**WHAT TO PRODUCE:** Could you write out each of the records below exactly?

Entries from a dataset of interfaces

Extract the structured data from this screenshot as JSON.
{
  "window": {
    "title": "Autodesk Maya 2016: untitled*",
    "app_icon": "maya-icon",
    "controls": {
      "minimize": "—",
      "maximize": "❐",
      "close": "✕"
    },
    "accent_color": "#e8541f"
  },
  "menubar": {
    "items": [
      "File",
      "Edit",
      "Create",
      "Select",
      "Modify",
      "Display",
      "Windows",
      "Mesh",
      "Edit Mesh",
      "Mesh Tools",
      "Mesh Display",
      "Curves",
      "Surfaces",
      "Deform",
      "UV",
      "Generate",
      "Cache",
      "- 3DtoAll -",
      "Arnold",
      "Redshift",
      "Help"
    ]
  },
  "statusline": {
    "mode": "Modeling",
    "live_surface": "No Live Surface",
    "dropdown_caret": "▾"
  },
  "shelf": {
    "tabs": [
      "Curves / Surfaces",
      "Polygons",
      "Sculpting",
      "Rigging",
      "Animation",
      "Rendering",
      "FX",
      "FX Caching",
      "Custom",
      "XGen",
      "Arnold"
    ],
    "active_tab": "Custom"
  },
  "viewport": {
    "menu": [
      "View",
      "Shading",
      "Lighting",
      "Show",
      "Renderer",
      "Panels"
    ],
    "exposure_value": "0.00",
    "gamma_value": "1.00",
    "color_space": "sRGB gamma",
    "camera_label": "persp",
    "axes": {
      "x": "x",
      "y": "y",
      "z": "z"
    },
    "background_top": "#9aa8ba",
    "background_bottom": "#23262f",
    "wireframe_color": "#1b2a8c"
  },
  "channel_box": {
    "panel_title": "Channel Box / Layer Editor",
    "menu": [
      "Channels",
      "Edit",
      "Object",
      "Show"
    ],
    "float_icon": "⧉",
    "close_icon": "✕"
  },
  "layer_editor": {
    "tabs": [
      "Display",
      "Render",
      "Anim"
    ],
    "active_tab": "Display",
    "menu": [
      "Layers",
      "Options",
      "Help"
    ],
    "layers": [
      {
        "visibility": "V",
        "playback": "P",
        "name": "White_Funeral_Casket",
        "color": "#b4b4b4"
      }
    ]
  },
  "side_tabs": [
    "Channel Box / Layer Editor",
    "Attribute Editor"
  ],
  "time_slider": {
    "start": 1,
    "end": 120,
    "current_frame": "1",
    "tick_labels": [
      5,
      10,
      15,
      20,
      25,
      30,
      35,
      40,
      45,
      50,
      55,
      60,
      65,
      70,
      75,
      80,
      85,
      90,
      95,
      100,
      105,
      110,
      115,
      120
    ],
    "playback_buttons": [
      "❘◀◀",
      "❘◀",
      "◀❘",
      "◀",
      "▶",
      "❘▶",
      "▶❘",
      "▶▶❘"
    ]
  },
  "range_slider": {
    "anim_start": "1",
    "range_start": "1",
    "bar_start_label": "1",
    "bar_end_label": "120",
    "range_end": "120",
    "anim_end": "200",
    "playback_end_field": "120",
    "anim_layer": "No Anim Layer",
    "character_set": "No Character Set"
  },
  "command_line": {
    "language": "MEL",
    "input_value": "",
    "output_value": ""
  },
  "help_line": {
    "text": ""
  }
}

**OUTPUT BELOW:**
Extract the structured data from this screenshot as JSON.
{
  "window": {
    "title": "Autodesk Maya 2016: untitled*",
    "app_icon": "maya-icon",
    "controls": {
      "minimize": "—",
      "maximize": "❐",
      "close": "✕"
    },
    "accent_color": "#e8541f"
  },
  "menubar": {
    "items": [
      "File",
      "Edit",
      "Create",
      "Select",
      "Modify",
      "Display",
      "Windows",
      "Mesh",
      "Edit Mesh",
      "Mesh Tools",
      "Mesh Display",
      "Curves",
      "Surfaces",
      "Deform",
      "UV",
      "Generate",
      "Cache",
      "- 3DtoAll -",
      "Arnold",
      "Redshift",
      "Help"
    ]
  },
  "statusline": {
    "mode": "Modeling",
    "live_surface": "No Live Surface",
    "dropdown_caret": "▾"
  },
  "shelf": {
    "tabs": [
      "Curves / Surfaces",
      "Polygons",
      "Sculpting",
      "Rigging",
      "Animation",
      "Rendering",
      "FX",
      "FX Caching",
      "Custom",
      "XGen",
      "Arnold"
    ],
    "active_tab": "Custom"
  },
  "viewport": {
    "menu": [
      "View",
      "Shading",
      "Lighting",
      "Show",
      "Renderer",
      "Panels"
    ],
    "exposure_value": "0.00",
    "gamma_value": "1.00",
    "color_space": "sRGB gamma",
    "camera_label": "persp",
    "axes": {
      "x": "x",
      "y": "y",
      "z": "z"
    },
    "background_top": "#9aa8ba",
    "background_bottom": "#23262f",
    "wireframe_color": "#1b2a8c"
  },
  "channel_box": {
    "panel_title": "Channel Box / Layer Editor",
    "menu": [
      "Channels",
      "Edit",
      "Object",
      "Show"
    ],
    "float_icon": "⧉",
    "close_icon": "✕"
  },
  "layer_editor": {
    "tabs": [
      "Display",
      "Render",
      "Anim"
    ],
    "active_tab": "Display",
    "menu": [
      "Layers",
      "Options",
      "Help"
    ],
    "layers": [
      {
        "visibility": "V",
        "playback": "P",
        "name": "White_Funeral_Casket",
        "color": "#b4b4b4"
      }
    ]
  },
  "side_tabs": [
    "Channel Box / Layer Editor",
    "Attribute Editor"
  ],
  "time_slider": {
    "start": 1,
    "end": 120,
    "current_frame": "1",
    "tick_labels": [
      5,
      10,
      15,
      20,
      25,
      30,
      35,
      40,
      45,
      50,
      55,
      60,
      65,
      70,
      75,
      80,
      85,
      90,
      95,
      100,
      105,
      110,
      115,
      120
    ],
    "playback_buttons": [
      "❘◀◀",
      "❘◀",
      "◀❘",
      "◀",
      "▶",
      "❘▶",
      "▶❘",
      "▶▶❘"
    ]
  },
  "range_slider": {
    "anim_start": "1",
    "range_start": "1",
    "bar_start_label": "1",
    "bar_end_label": "120",
    "range_end": "120",
    "anim_end": "200",
    "playback_end_field": "120",
    "anim_layer": "No Anim Layer",
    "character_set": "No Character Set"
  },
  "command_line": {
    "language": "MEL",
    "input_value": "",
    "output_value": ""
  },
  "help_line": {
    "text": ""
  }
}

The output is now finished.